Client Libraries for Google Data APIs

Google writes and supports client libraries for developers. This makes it easier to write applications using Google product data as well as accessing the corresponding Google product API’s.

Google Data Protocol Provides Client Libraries

Google Data client libraries are available for these languages:

  • Java
  • JavaScript
  • .NET
  • PHP*
  • Python
  • Objective-C

*PHP client library is distributed as part of Zend, not as a Google Code Project.

All client libraries are hosted on (Google Code) other than PHP. Separate documentation is posted for each library. You can view the open-source code and browse through any new feature requests. Read articles about how other developers have used client libraries.  Each client library has its own FAQ section. File bug reports, if you find any! Google continues to actively support the Client Libraries, including bug fixes.

There is a single external client library, neither written nor supported by Google, the Toolkit for Google Data API’s. It is an Apex client library for developers.

More details about Data API’s and client libraries

Google introduced many new products recently, both regular releases and Labs. Many have API’s. I counted twenty listings in the most recent official Google Data API Directory.

Not surprisingly, Google retains parity with its other products by Blogger coverage of the client libraries. The Google Apps Developer blog includes Data Protocol related posts.

Why is a Client Library helpful?

According to Google Data Protocol,

the library provides tools and an abstraction layer, letting you construct queries and use response data without having to create HTTP requests or process HTTP responses by hand.”

Each client library offers classes corresponding to elements and data types used by the API.

JavaScript Client Library

Google Data Protocol offers particularly detailed documentation, including code examples for common use cases, for the JavaScript Client Library.
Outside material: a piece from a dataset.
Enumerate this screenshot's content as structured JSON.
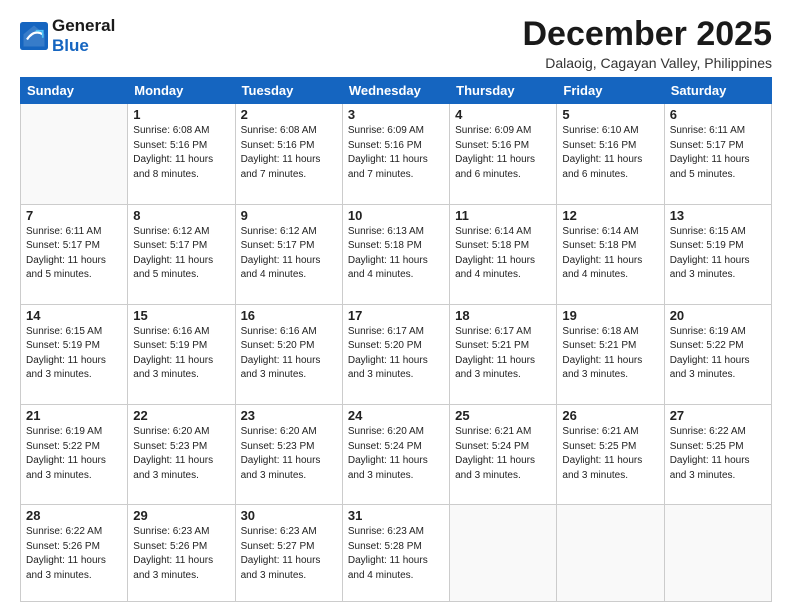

The most current release is version 2.0. This should be particularly helpful for Google Maps API users.

What are ETags?

Make sure to have a look at usage suggestions for ETags. ETags are identifiers that help specify entry version numbers, and are helpful for chronology and avoiding overwrites,  They also facilitate conditional retrieval and updates. Only services running Google Data Protocol version 2.0 support ETags.

Comprehensive documentation for the JavaScript client library API reference is now available in JSdoc format.